(Provided entries begins)

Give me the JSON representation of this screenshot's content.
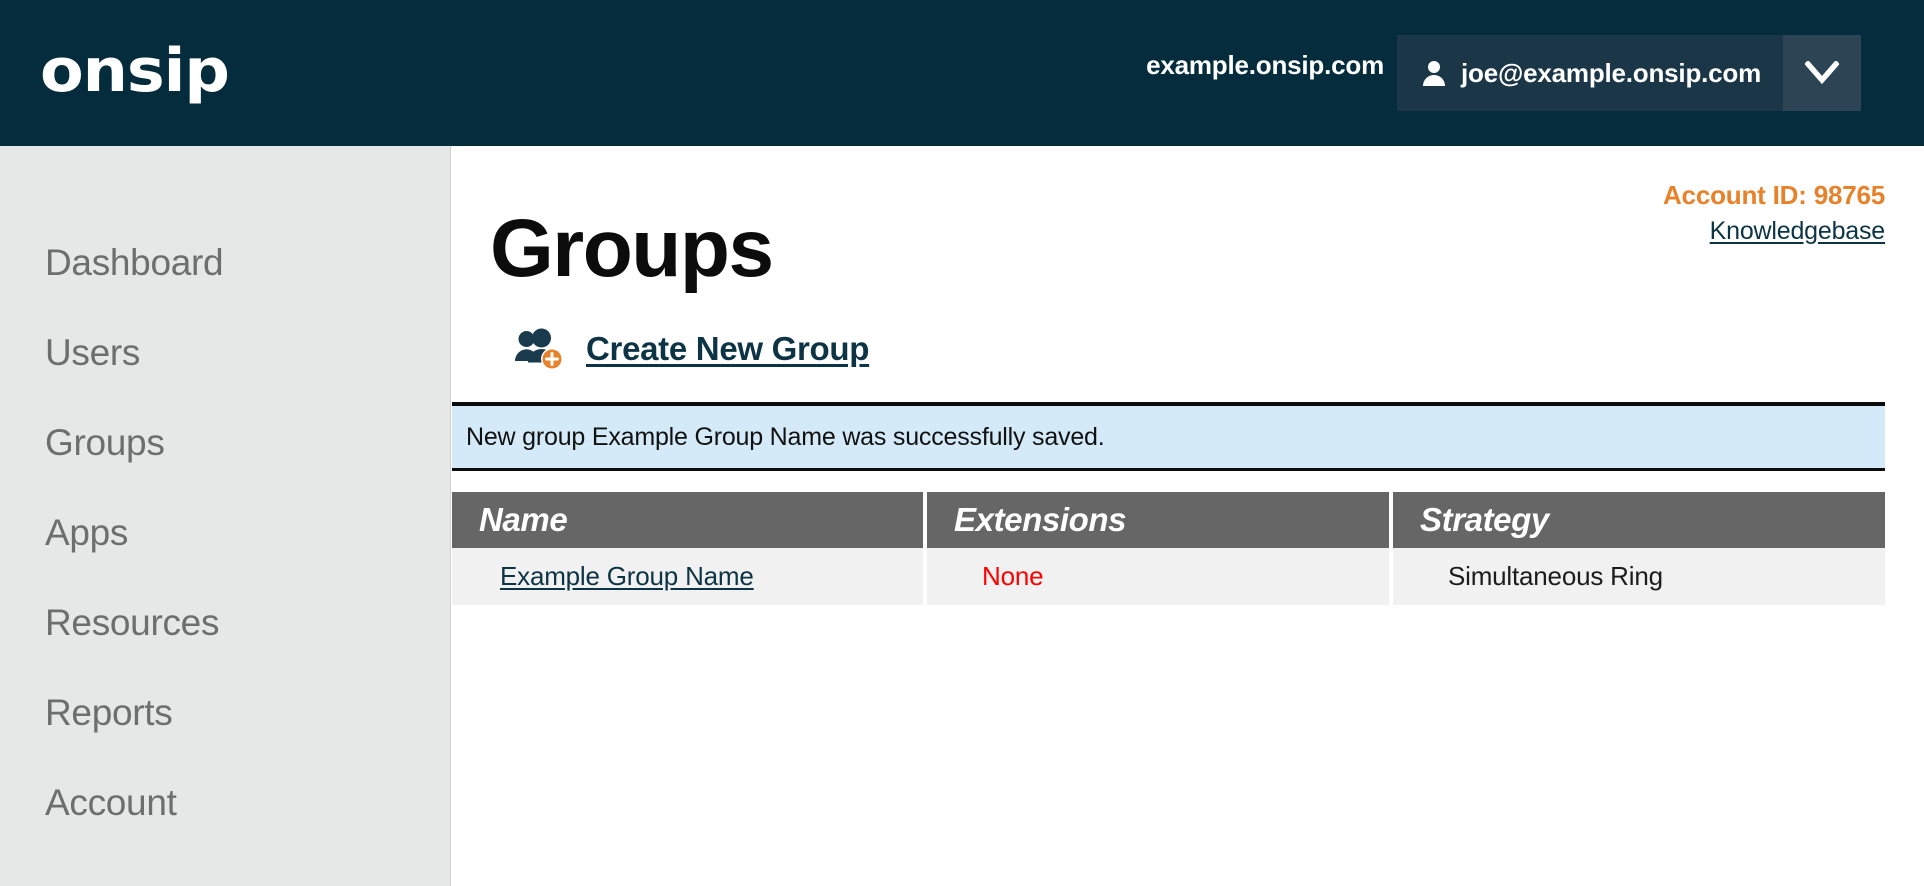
{
  "header": {
    "logo_text": "onsip",
    "logo_icon": "onsip-wordmark",
    "domain": "example.onsip.com",
    "user_email": "joe@example.onsip.com",
    "avatar_icon": "person-icon",
    "caret_icon": "chevron-down-icon",
    "bg_color": "#042c3c",
    "menu_color": "#1a3647",
    "caret_bg_color": "#2c4454"
  },
  "sidebar": {
    "bg_color": "#e6e8e7",
    "text_color": "#6e6e6e",
    "items": [
      {
        "label": "Dashboard"
      },
      {
        "label": "Users"
      },
      {
        "label": "Groups"
      },
      {
        "label": "Apps"
      },
      {
        "label": "Resources"
      },
      {
        "label": "Reports"
      },
      {
        "label": "Account"
      }
    ]
  },
  "main": {
    "account_id": "Account ID: 98765",
    "account_id_color": "#e8822a",
    "knowledgebase_label": "Knowledgebase",
    "page_title": "Groups",
    "create_new_group_label": "Create New Group",
    "create_icon": "group-add-icon",
    "link_color": "#0d3445",
    "flash": {
      "message": "New group Example Group Name was successfully saved.",
      "bg_color": "#d4eaf8",
      "border_color": "#0c0c0c"
    },
    "table": {
      "header_bg_color": "#666666",
      "row_bg_color": "#f1f1f1",
      "columns": [
        {
          "label": "Name"
        },
        {
          "label": "Extensions"
        },
        {
          "label": "Strategy"
        }
      ],
      "rows": [
        {
          "name": "Example Group Name",
          "extensions": "None",
          "extensions_color": "#ff0000",
          "strategy": "Simultaneous Ring"
        }
      ]
    }
  }
}
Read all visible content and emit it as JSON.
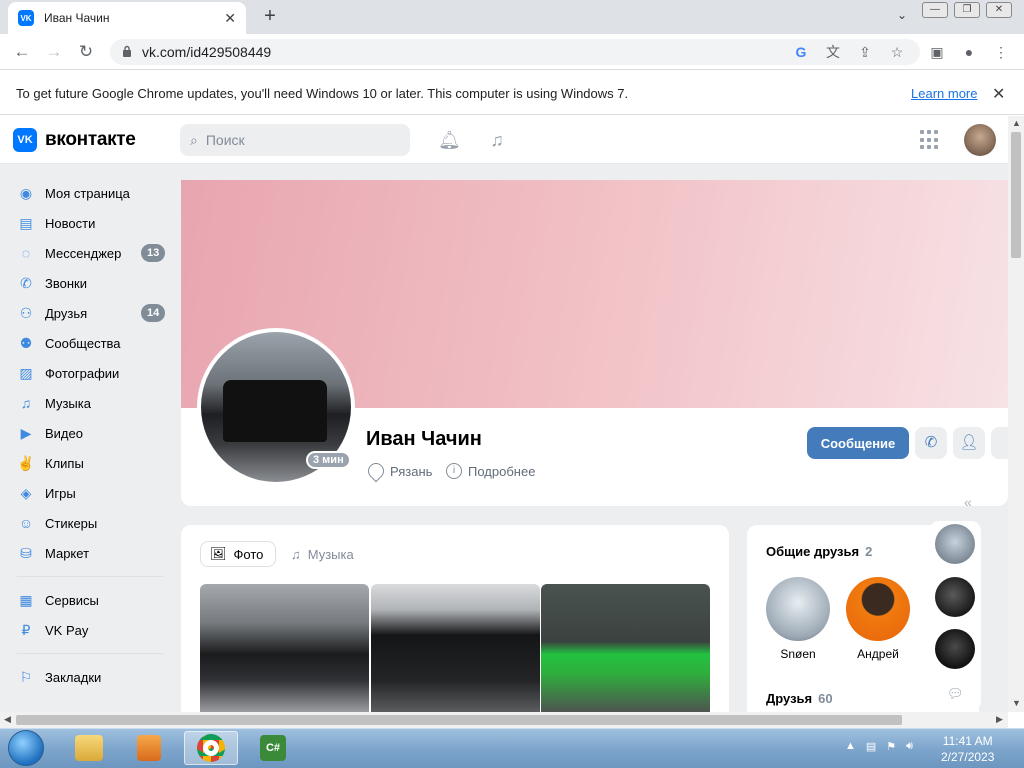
{
  "browser": {
    "tab_title": "Иван Чачин",
    "favicon_text": "VK",
    "url": "vk.com/id429508449",
    "infobar_text": "To get future Google Chrome updates, you'll need Windows 10 or later. This computer is using Windows 7.",
    "infobar_link": "Learn more"
  },
  "vk": {
    "logo_text": "VK",
    "brand": "вконтакте",
    "search_placeholder": "Поиск",
    "sidebar": {
      "items": [
        {
          "label": "Моя страница",
          "icon": "user-circle-icon"
        },
        {
          "label": "Новости",
          "icon": "news-icon"
        },
        {
          "label": "Мессенджер",
          "icon": "message-icon",
          "badge": "13"
        },
        {
          "label": "Звонки",
          "icon": "phone-icon"
        },
        {
          "label": "Друзья",
          "icon": "friends-icon",
          "badge": "14"
        },
        {
          "label": "Сообщества",
          "icon": "communities-icon"
        },
        {
          "label": "Фотографии",
          "icon": "photo-icon"
        },
        {
          "label": "Музыка",
          "icon": "music-icon"
        },
        {
          "label": "Видео",
          "icon": "video-icon"
        },
        {
          "label": "Клипы",
          "icon": "clips-icon"
        },
        {
          "label": "Игры",
          "icon": "games-icon"
        },
        {
          "label": "Стикеры",
          "icon": "stickers-icon"
        },
        {
          "label": "Маркет",
          "icon": "market-icon"
        }
      ],
      "items2": [
        {
          "label": "Сервисы",
          "icon": "services-icon"
        },
        {
          "label": "VK Pay",
          "icon": "vkpay-icon"
        }
      ],
      "items3": [
        {
          "label": "Закладки",
          "icon": "bookmark-icon"
        }
      ]
    },
    "profile": {
      "name": "Иван Чачин",
      "online": "3 мин",
      "city": "Рязань",
      "more": "Подробнее",
      "message_button": "Сообщение"
    },
    "media_tabs": {
      "photo": "Фото",
      "music": "Музыка"
    },
    "friends": {
      "mutual_title": "Общие друзья",
      "mutual_count": "2",
      "mutual": [
        {
          "name": "Snøen"
        },
        {
          "name": "Андрей"
        }
      ],
      "friends_title": "Друзья",
      "friends_count": "60"
    }
  },
  "taskbar": {
    "time": "11:41 AM",
    "date": "2/27/2023"
  },
  "colors": {
    "vk_blue": "#0077ff",
    "button_blue": "#447bba",
    "badge_gray": "#818c99",
    "page_bg": "#edeef0"
  }
}
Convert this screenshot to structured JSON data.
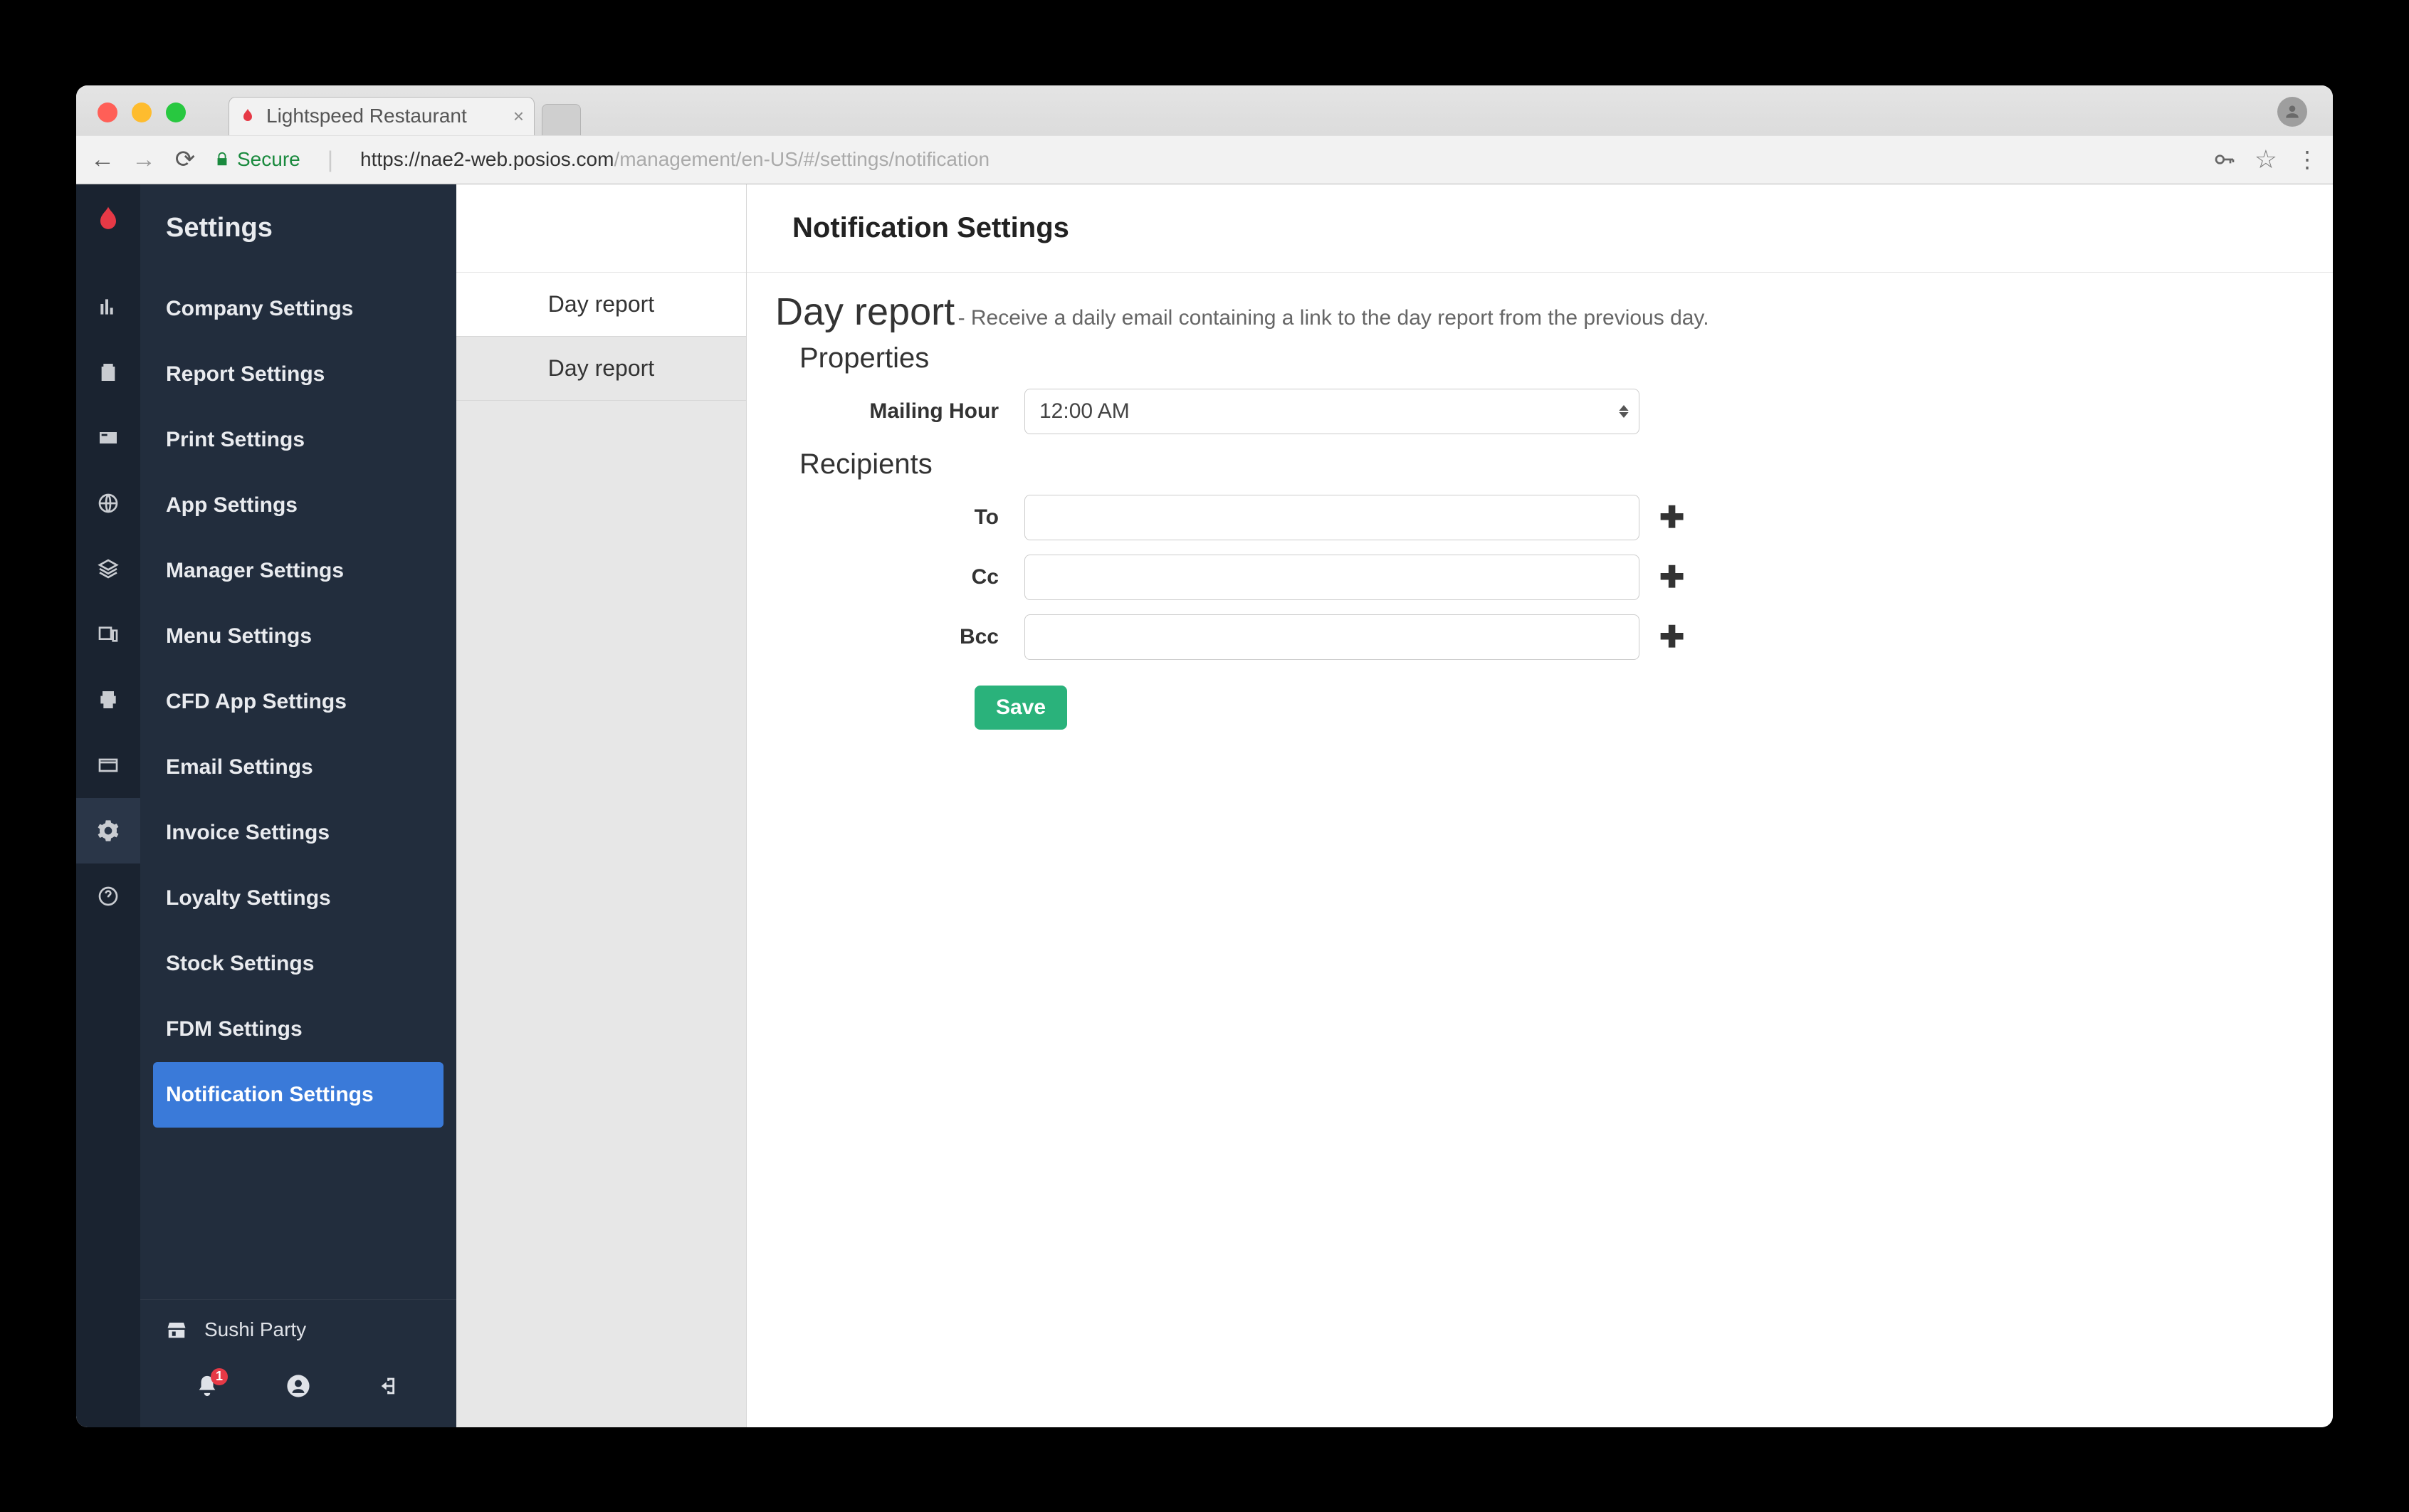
{
  "browser": {
    "tab_title": "Lightspeed Restaurant",
    "secure_label": "Secure",
    "url_prefix": "https://",
    "url_domain": "nae2-web.posios.com",
    "url_path": "/management/en-US/#/settings/notification"
  },
  "sidebar": {
    "title": "Settings",
    "items": [
      "Company Settings",
      "Report Settings",
      "Print Settings",
      "App Settings",
      "Manager Settings",
      "Menu Settings",
      "CFD App Settings",
      "Email Settings",
      "Invoice Settings",
      "Loyalty Settings",
      "Stock Settings",
      "FDM Settings",
      "Notification Settings"
    ],
    "establishment": "Sushi Party",
    "notif_count": "1"
  },
  "subnav": {
    "items": [
      "Day report",
      "Day report"
    ]
  },
  "content": {
    "header": "Notification Settings",
    "title": "Day report",
    "subtitle": " - Receive a daily email containing a link to the day report from the previous day.",
    "properties_label": "Properties",
    "mailing_hour_label": "Mailing Hour",
    "mailing_hour_value": "12:00 AM",
    "recipients_label": "Recipients",
    "to_label": "To",
    "cc_label": "Cc",
    "bcc_label": "Bcc",
    "to_value": "",
    "cc_value": "",
    "bcc_value": "",
    "save_label": "Save"
  }
}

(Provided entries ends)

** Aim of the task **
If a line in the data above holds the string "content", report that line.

** Response to the task **
Give me the JSON representation of this screenshot's content.
Read all visible content and emit it as JSON.
  "content": {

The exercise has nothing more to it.